Mom was forever teaching, by word and by example. For instance, once in a great while the two of us would go out for lunch, or an ice cream, and she would tell me to watch the waitress as she cleaned the tables: “If she doesn’t move the condiments and napkins in the center of the table to clean under them, but just cleans around them, she is just doing enough to get by. That probably means the kitchen isn’t clean either.”
Of course, the ultimate determinant of how clean the kitchen was, short of inspecting it, was using the rest rooms. “If they don’t clean the rest rooms,” Mother said, “they don’t clean the kitchen either.”
These people were “Center of the floor” cleaners. This was my mother’s term for the lowest form of cleaning life.
When I was 14, I went to work for Harold, a friend of my father’s, at his pharmacy on Main Street. Harold had a successful business, and the Main Street crowd piled in for breakfast, lunch, and snacks. He was another fanatic cleaner. “People judge my pharmacy by my soda fountain,” he’d tell me. If the soda fountain is dirty, or if the clerks aren’t in clean whites, they wonder what it must be like out back where I mix their prescriptions.” There was no slacking off with Harold.
When I was 17, I went to college and got a job in the student dining rooms. I started out as a pot washer. The older guys told me that at the fraternity houses they paid pot washers by the number of pots they cleaned per shift. This resulted in their slogan: “Speed before Cleanliness.” That would never fly with Harvey, our chief cook. Harvey, was another cleaning fanatic. He couldn’t stand pots that looked clean, but felt greasy. “You can make people sick using pots like that,” he’d say, “do them again. And this time use clean hot water, soap, and elbow grease.” Harvey’s kitchen was always clean.
Then, at 18, I was in the Reserve Officer Training Corps (ROTC) and they sent me away for 12 weeks basic training at Fort Knox, Kentucky. With my mouth, it wasn’t long before I was on Kitchen Police (KP) and they assigned me to….washing pots: Big, big, pots. The army cooks were military cleanliness fanatics, but they couldn’t compete with the inspectors from the medical unit who came in to inspect actually wearing white gloves. They ran those white gloves over all my pots and pans and if one mark appeared on their white glove, they tipped over the whole stack and said, “Clean them again.” I had more than a few late nights in the kitchen before I satisfied the inspectors.

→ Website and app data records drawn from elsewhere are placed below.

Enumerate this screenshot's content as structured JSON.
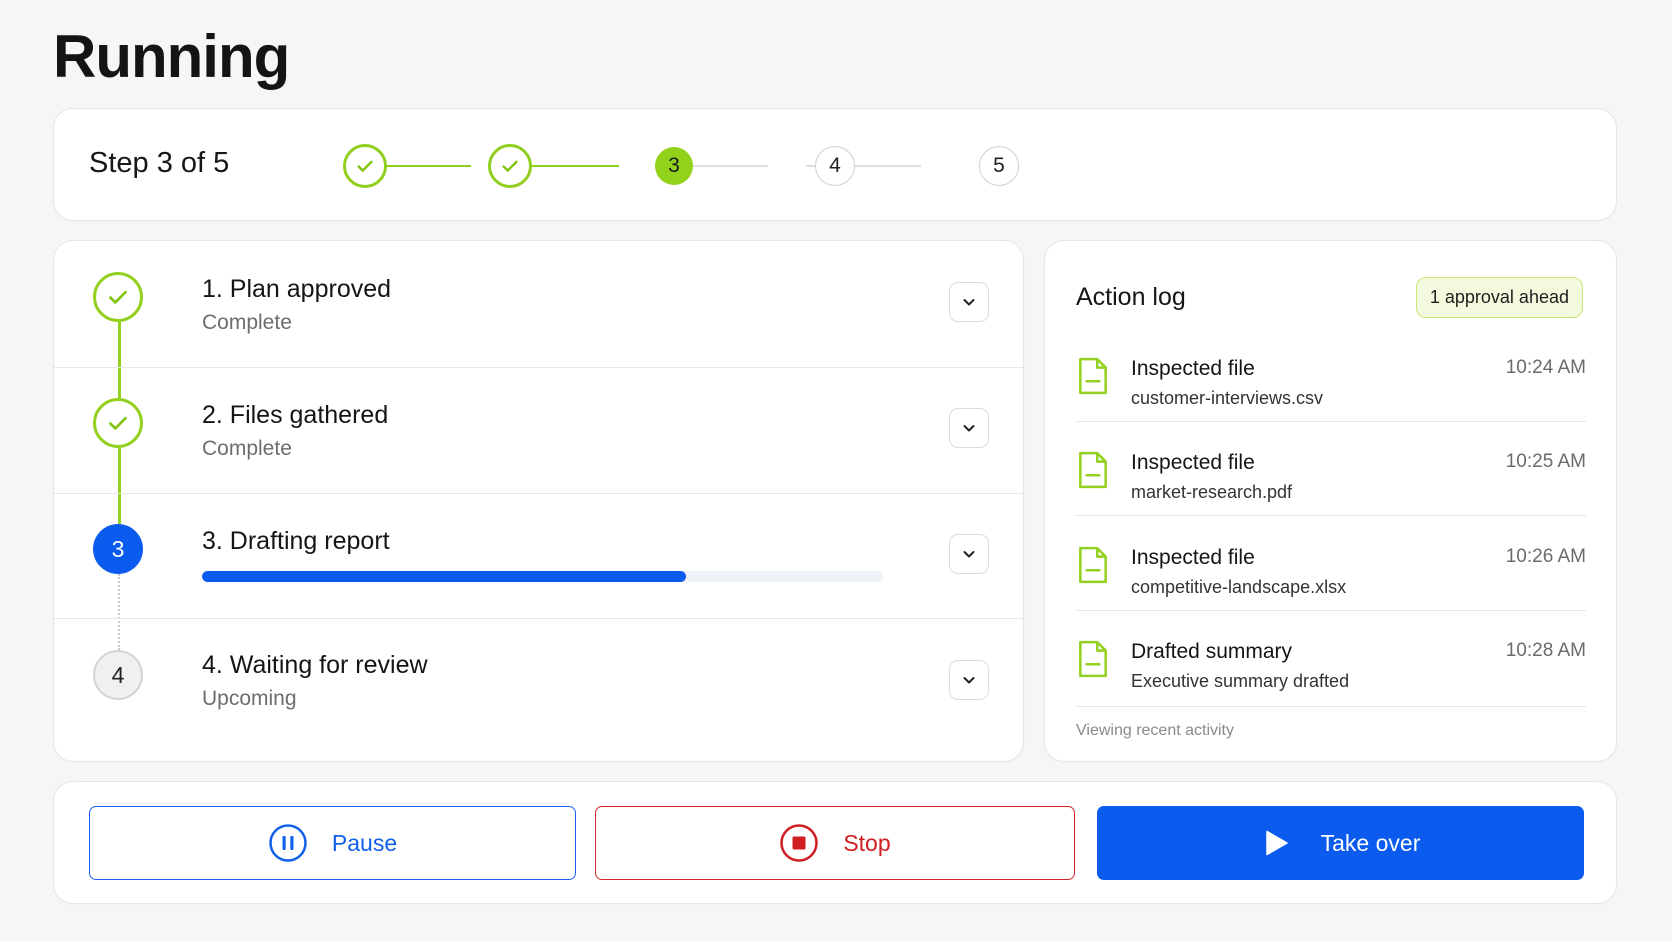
{
  "page": {
    "title": "Running"
  },
  "stepper": {
    "label": "Step 3 of 5",
    "nodes": [
      {
        "state": "done",
        "text": ""
      },
      {
        "state": "done",
        "text": ""
      },
      {
        "state": "current",
        "text": "3"
      },
      {
        "state": "todo",
        "text": "4"
      },
      {
        "state": "todo",
        "text": "5"
      }
    ]
  },
  "steps": [
    {
      "number": "",
      "title": "1. Plan approved",
      "status": "Complete",
      "state": "done"
    },
    {
      "number": "",
      "title": "2. Files gathered",
      "status": "Complete",
      "state": "done"
    },
    {
      "number": "3",
      "title": "3. Drafting report",
      "status": "",
      "state": "current",
      "progress": 0.71
    },
    {
      "number": "4",
      "title": "4. Waiting for review",
      "status": "Upcoming",
      "state": "todo"
    }
  ],
  "action_log": {
    "title": "Action log",
    "badge": "1 approval ahead",
    "items": [
      {
        "action": "Inspected file",
        "detail": "customer-interviews.csv",
        "time": "10:24 AM",
        "icon": "file-icon"
      },
      {
        "action": "Inspected file",
        "detail": "market-research.pdf",
        "time": "10:25 AM",
        "icon": "file-icon"
      },
      {
        "action": "Inspected file",
        "detail": "competitive-landscape.xlsx",
        "time": "10:26 AM",
        "icon": "file-icon"
      },
      {
        "action": "Drafted summary",
        "detail": "Executive summary drafted",
        "time": "10:28 AM",
        "icon": "file-icon"
      }
    ],
    "footer": "Viewing recent activity"
  },
  "controls": {
    "pause_label": "Pause",
    "stop_label": "Stop",
    "take_over_label": "Take over"
  },
  "colors": {
    "accent_blue": "#0b5bef",
    "success_green": "#93d020",
    "danger_red": "#d7262a",
    "badge_bg": "#f2f9dc"
  }
}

After I graduated, got commissioned, got married, got a civilian job (not cleaning), Judy and I started a family. I tried to pass along my cleaning credentials to the next generation. They called me “Captain Clean,” and the ultimate accolade about an assignment was that: “It’s ‘Captain Clean’.” What a way to be remembered.
Now, I have grandchildren, and they don’t how to deal with me either. When they come to my house, they humor me. They’re neat, and they pick up after themselves. I suppose that’s a good thing.
But, when we go out as a group for lunch or dinner though, my Mother’s voice rises up in me and I tell them to watch the waitress. If she doesn’t move things, and just wipes the perimeter of the table, you can check the restrooms to be certain, but the kitchen’s probably dirty.